**Required action**
In the lines below, look for "this". Copy each line where it appears.

**Data for analysis**
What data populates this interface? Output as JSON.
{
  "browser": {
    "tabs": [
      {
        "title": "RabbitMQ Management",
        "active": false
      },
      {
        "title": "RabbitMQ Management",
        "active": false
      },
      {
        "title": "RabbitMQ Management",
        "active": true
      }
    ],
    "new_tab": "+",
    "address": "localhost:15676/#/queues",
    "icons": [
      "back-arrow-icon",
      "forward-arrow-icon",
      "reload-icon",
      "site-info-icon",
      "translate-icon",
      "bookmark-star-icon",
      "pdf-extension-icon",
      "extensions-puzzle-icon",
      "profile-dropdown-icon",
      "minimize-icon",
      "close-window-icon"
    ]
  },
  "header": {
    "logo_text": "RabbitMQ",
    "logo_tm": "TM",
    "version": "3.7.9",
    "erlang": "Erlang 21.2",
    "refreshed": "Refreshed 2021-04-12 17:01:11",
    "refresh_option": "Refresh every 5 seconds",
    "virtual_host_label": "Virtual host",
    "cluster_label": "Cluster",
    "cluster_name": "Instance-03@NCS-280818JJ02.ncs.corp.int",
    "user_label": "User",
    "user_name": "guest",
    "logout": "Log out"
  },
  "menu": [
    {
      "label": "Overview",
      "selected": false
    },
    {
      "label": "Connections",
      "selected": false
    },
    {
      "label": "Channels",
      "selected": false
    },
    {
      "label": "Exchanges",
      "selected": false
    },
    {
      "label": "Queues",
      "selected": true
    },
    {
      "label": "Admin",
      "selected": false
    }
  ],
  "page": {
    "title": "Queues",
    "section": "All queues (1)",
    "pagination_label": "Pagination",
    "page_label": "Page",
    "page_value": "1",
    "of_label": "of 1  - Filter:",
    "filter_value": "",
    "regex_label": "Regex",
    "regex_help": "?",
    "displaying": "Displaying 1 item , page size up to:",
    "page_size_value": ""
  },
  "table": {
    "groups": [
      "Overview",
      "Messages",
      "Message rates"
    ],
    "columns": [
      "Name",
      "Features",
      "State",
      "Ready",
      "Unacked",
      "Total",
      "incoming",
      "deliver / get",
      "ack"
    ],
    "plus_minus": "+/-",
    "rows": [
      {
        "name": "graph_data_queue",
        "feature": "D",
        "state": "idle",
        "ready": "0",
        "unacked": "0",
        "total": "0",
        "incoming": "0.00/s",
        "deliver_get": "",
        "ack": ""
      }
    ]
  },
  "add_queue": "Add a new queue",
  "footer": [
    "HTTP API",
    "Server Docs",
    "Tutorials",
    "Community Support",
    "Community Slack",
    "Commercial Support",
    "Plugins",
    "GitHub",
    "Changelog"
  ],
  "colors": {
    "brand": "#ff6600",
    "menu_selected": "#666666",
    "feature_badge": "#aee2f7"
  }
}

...

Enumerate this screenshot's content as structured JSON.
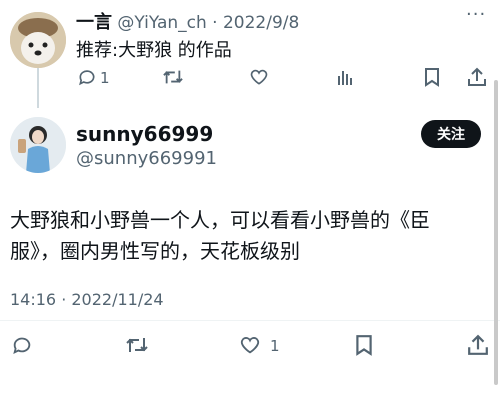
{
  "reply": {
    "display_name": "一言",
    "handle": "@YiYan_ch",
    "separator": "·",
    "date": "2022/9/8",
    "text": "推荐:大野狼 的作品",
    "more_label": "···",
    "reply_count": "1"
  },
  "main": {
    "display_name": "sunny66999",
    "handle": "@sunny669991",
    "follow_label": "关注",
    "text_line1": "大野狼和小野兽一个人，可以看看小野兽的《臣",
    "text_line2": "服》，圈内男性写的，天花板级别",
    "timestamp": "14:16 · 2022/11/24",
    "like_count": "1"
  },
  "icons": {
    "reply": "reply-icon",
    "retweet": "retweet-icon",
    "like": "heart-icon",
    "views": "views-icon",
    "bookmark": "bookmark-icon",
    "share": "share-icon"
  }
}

**Answer to the problem**
What data populates this interface? Output as JSON.
Enumerate this screenshot's content as structured JSON.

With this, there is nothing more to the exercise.